** What the task requires **
Work through the records below and copy every line that includes "unit".

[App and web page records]
== Segment start ==

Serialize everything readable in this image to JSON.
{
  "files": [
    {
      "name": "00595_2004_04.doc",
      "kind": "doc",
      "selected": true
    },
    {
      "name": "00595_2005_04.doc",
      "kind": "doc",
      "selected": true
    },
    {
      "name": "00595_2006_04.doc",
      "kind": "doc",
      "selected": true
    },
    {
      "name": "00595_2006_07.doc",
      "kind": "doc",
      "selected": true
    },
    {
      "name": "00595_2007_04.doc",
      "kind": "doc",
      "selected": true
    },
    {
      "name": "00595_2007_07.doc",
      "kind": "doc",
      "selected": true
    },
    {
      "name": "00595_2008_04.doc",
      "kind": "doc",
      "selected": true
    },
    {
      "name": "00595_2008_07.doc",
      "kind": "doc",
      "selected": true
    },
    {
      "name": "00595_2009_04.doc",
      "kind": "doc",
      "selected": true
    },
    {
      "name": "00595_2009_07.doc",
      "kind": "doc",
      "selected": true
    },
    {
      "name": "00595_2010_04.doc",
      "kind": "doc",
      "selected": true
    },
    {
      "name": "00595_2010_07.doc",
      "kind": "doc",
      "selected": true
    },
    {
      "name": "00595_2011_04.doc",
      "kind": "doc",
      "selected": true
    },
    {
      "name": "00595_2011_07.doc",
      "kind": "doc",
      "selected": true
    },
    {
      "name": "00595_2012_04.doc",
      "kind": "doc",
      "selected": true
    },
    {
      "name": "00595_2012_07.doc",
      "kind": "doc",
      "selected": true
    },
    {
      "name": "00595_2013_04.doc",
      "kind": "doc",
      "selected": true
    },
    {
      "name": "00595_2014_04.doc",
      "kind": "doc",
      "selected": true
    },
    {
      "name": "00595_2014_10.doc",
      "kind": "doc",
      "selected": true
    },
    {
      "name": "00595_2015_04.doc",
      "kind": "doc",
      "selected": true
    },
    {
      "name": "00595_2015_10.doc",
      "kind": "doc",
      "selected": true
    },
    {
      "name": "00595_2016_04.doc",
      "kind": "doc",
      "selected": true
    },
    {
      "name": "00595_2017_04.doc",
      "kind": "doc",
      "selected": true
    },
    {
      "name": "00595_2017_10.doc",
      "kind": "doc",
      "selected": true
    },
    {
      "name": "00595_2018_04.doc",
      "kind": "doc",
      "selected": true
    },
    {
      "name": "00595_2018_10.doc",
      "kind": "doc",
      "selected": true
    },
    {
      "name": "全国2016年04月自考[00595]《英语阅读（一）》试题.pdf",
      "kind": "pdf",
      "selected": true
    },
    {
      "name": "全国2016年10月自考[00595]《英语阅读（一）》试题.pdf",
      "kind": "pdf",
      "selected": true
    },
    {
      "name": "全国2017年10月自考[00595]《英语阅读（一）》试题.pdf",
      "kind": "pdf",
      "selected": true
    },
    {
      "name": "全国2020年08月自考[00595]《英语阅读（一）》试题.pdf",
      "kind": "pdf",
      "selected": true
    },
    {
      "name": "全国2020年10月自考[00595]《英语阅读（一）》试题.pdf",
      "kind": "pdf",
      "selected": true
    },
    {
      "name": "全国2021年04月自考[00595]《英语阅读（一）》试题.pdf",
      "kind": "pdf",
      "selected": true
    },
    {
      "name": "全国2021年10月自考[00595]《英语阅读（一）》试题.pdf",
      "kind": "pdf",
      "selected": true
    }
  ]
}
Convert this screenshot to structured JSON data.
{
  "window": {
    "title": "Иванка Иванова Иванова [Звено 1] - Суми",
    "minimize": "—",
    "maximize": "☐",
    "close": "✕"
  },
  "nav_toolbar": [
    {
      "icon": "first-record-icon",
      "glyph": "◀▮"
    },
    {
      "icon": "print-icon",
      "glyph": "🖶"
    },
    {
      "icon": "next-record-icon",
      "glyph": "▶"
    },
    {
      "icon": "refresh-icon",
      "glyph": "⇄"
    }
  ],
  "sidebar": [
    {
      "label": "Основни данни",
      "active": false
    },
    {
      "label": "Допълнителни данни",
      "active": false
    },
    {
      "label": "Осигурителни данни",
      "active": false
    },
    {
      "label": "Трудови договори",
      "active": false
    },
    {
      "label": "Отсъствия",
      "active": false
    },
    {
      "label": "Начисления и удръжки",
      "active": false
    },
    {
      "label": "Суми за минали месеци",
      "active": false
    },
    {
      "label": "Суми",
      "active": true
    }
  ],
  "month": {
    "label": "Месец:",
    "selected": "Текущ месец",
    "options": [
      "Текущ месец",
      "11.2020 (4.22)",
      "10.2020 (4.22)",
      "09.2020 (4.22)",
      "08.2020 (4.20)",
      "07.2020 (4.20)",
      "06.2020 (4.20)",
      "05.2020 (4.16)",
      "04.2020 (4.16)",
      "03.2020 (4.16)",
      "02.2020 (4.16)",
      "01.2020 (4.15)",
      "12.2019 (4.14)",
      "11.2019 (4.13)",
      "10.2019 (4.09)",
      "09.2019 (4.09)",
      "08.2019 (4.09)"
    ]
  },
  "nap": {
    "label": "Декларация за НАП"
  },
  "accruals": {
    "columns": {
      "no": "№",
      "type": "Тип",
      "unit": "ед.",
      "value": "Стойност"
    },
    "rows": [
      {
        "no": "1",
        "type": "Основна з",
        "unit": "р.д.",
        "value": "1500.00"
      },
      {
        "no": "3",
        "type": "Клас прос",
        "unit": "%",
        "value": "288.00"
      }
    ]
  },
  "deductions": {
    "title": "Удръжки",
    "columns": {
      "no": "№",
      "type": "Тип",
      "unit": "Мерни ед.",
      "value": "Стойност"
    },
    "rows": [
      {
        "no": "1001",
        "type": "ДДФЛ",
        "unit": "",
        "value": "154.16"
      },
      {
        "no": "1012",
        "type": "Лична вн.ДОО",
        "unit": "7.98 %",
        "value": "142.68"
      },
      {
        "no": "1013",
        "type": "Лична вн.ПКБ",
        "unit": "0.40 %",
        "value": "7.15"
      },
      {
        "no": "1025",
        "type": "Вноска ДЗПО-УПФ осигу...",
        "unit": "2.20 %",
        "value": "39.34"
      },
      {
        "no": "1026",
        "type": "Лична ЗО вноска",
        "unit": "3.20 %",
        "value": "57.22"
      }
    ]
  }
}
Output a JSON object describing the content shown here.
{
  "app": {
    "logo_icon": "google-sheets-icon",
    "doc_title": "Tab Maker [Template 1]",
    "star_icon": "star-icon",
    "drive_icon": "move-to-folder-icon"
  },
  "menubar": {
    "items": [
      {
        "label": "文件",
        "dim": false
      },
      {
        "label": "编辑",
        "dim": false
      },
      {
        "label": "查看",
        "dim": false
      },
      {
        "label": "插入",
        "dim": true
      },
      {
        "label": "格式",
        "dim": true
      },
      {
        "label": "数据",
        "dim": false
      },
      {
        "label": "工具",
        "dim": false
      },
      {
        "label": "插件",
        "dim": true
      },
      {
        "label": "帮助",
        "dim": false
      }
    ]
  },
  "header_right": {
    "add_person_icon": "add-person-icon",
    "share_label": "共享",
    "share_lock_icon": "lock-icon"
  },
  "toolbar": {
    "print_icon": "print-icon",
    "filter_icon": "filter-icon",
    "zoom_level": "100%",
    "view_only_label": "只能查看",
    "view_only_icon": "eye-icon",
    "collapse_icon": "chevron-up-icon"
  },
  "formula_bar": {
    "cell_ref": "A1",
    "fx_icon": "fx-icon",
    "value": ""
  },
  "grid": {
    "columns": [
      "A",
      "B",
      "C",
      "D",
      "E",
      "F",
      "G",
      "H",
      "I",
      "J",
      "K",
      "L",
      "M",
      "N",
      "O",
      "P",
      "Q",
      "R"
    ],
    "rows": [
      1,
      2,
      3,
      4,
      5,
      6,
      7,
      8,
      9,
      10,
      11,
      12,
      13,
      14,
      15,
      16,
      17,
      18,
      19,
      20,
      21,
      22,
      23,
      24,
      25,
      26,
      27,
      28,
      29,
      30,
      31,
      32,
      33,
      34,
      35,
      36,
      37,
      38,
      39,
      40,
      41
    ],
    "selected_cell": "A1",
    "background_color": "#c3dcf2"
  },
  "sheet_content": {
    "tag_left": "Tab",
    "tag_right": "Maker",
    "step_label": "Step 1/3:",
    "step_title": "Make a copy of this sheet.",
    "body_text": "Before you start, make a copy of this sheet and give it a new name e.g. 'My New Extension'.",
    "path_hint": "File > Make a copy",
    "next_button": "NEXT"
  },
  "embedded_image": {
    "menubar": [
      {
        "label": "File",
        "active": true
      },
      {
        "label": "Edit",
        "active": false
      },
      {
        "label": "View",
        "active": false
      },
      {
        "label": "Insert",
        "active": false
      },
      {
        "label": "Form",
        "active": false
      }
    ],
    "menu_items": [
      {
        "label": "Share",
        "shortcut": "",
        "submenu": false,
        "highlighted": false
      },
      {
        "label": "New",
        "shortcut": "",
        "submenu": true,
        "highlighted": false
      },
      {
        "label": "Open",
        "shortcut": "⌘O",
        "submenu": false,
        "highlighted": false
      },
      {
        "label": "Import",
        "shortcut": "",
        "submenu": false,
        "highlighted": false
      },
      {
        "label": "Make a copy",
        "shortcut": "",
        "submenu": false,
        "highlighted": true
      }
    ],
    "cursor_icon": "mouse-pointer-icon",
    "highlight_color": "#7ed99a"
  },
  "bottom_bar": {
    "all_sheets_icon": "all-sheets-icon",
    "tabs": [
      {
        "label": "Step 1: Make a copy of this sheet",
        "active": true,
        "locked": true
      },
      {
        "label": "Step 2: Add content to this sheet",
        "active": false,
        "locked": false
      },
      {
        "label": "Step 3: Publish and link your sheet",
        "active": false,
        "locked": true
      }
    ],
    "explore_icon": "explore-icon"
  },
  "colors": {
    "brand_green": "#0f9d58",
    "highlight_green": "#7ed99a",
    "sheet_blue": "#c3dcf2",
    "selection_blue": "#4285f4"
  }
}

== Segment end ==

** Result **
      "unit": "ед.",
        "unit": "р.д.",
        "unit": "%",
      "unit": "Мерни ед.",
        "unit": "",
        "unit": "7.98 %",
        "unit": "0.40 %",
        "unit": "2.20 %",
        "unit": "3.20 %",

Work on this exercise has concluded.